_About this exercise_
Reproduce each of the following records without any deviation.

(Excerpts from an interface dataset)
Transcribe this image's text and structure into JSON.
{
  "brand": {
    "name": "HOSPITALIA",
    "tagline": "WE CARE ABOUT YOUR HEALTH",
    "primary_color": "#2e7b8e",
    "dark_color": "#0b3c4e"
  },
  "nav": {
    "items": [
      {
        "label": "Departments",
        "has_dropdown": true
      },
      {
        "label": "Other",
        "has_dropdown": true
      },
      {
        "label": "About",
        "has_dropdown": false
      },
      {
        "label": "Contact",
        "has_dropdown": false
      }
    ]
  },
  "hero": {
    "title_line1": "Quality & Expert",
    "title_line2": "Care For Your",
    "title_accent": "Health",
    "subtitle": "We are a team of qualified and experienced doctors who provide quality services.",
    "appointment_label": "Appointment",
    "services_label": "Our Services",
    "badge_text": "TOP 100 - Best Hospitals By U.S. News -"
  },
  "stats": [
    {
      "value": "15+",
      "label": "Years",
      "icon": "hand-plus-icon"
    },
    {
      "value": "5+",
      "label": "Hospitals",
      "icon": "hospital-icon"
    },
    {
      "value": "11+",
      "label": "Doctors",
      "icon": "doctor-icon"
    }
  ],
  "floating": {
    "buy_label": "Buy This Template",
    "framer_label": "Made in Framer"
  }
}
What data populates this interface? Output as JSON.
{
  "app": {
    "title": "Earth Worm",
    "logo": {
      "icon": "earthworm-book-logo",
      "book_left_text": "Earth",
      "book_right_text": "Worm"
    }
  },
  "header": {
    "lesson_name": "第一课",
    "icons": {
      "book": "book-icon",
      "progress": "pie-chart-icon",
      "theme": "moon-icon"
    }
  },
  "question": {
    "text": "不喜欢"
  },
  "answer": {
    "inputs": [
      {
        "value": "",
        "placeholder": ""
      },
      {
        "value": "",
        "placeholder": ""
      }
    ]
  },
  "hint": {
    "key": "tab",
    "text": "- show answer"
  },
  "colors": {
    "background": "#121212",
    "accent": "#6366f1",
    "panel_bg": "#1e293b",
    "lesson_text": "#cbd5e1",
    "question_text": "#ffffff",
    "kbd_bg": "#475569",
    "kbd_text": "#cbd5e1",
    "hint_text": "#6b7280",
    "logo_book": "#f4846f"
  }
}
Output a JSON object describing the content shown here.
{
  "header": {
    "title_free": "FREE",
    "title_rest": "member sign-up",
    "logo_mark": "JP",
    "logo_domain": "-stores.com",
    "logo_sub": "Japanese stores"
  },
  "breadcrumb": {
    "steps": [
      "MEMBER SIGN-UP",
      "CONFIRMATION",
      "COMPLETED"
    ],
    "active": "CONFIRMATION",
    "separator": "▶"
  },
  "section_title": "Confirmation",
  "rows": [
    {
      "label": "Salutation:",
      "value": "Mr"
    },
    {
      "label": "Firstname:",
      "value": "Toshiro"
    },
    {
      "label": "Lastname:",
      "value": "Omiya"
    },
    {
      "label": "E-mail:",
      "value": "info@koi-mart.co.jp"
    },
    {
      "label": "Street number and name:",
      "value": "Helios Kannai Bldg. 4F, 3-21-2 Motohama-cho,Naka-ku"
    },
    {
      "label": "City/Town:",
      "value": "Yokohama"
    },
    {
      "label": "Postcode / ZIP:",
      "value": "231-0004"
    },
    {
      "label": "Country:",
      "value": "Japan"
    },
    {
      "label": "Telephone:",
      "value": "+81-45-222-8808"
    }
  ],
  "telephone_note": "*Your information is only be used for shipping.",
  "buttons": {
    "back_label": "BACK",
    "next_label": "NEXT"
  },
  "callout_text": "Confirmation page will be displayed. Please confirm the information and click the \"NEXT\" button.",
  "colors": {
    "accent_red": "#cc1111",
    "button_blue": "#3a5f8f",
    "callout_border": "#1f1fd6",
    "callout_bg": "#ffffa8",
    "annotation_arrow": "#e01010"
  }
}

_Result of the task_
Transcribe this image's text and structure into JSON.
{
  "brand": {
    "name": "HOSPITALIA",
    "tagline": "WE CARE ABOUT YOUR HEALTH",
    "primary_color": "#2e7b8e",
    "dark_color": "#0b3c4e"
  },
  "nav": {
    "items": [
      {
        "label": "Departments",
        "has_dropdown": true
      },
      {
        "label": "Other",
        "has_dropdown": true
      },
      {
        "label": "About",
        "has_dropdown": false
      },
      {
        "label": "Contact",
        "has_dropdown": false
      }
    ]
  },
  "hero": {
    "title_line1": "Quality & Expert",
    "title_line2": "Care For Your",
    "title_accent": "Health",
    "subtitle": "We are a team of qualified and experienced doctors who provide quality services.",
    "appointment_label": "Appointment",
    "services_label": "Our Services",
    "badge_text": "TOP 100 - Best Hospitals By U.S. News -"
  },
  "stats": [
    {
      "value": "15+",
      "label": "Years",
      "icon": "hand-plus-icon"
    },
    {
      "value": "5+",
      "label": "Hospitals",
      "icon": "hospital-icon"
    },
    {
      "value": "11+",
      "label": "Doctors",
      "icon": "doctor-icon"
    }
  ],
  "floating": {
    "buy_label": "Buy This Template",
    "framer_label": "Made in Framer"
  }
}
What data populates this interface? Output as JSON.
{
  "app": {
    "title": "Earth Worm",
    "logo": {
      "icon": "earthworm-book-logo",
      "book_left_text": "Earth",
      "book_right_text": "Worm"
    }
  },
  "header": {
    "lesson_name": "第一课",
    "icons": {
      "book": "book-icon",
      "progress": "pie-chart-icon",
      "theme": "moon-icon"
    }
  },
  "question": {
    "text": "不喜欢"
  },
  "answer": {
    "inputs": [
      {
        "value": "",
        "placeholder": ""
      },
      {
        "value": "",
        "placeholder": ""
      }
    ]
  },
  "hint": {
    "key": "tab",
    "text": "- show answer"
  },
  "colors": {
    "background": "#121212",
    "accent": "#6366f1",
    "panel_bg": "#1e293b",
    "lesson_text": "#cbd5e1",
    "question_text": "#ffffff",
    "kbd_bg": "#475569",
    "kbd_text": "#cbd5e1",
    "hint_text": "#6b7280",
    "logo_book": "#f4846f"
  }
}
Output a JSON object describing the content shown here.
{
  "header": {
    "title_free": "FREE",
    "title_rest": "member sign-up",
    "logo_mark": "JP",
    "logo_domain": "-stores.com",
    "logo_sub": "Japanese stores"
  },
  "breadcrumb": {
    "steps": [
      "MEMBER SIGN-UP",
      "CONFIRMATION",
      "COMPLETED"
    ],
    "active": "CONFIRMATION",
    "separator": "▶"
  },
  "section_title": "Confirmation",
  "rows": [
    {
      "label": "Salutation:",
      "value": "Mr"
    },
    {
      "label": "Firstname:",
      "value": "Toshiro"
    },
    {
      "label": "Lastname:",
      "value": "Omiya"
    },
    {
      "label": "E-mail:",
      "value": "info@koi-mart.co.jp"
    },
    {
      "label": "Street number and name:",
      "value": "Helios Kannai Bldg. 4F, 3-21-2 Motohama-cho,Naka-ku"
    },
    {
      "label": "City/Town:",
      "value": "Yokohama"
    },
    {
      "label": "Postcode / ZIP:",
      "value": "231-0004"
    },
    {
      "label": "Country:",
      "value": "Japan"
    },
    {
      "label": "Telephone:",
      "value": "+81-45-222-8808"
    }
  ],
  "telephone_note": "*Your information is only be used for shipping.",
  "buttons": {
    "back_label": "BACK",
    "next_label": "NEXT"
  },
  "callout_text": "Confirmation page will be displayed. Please confirm the information and click the \"NEXT\" button.",
  "colors": {
    "accent_red": "#cc1111",
    "button_blue": "#3a5f8f",
    "callout_border": "#1f1fd6",
    "callout_bg": "#ffffa8",
    "annotation_arrow": "#e01010"
  }
}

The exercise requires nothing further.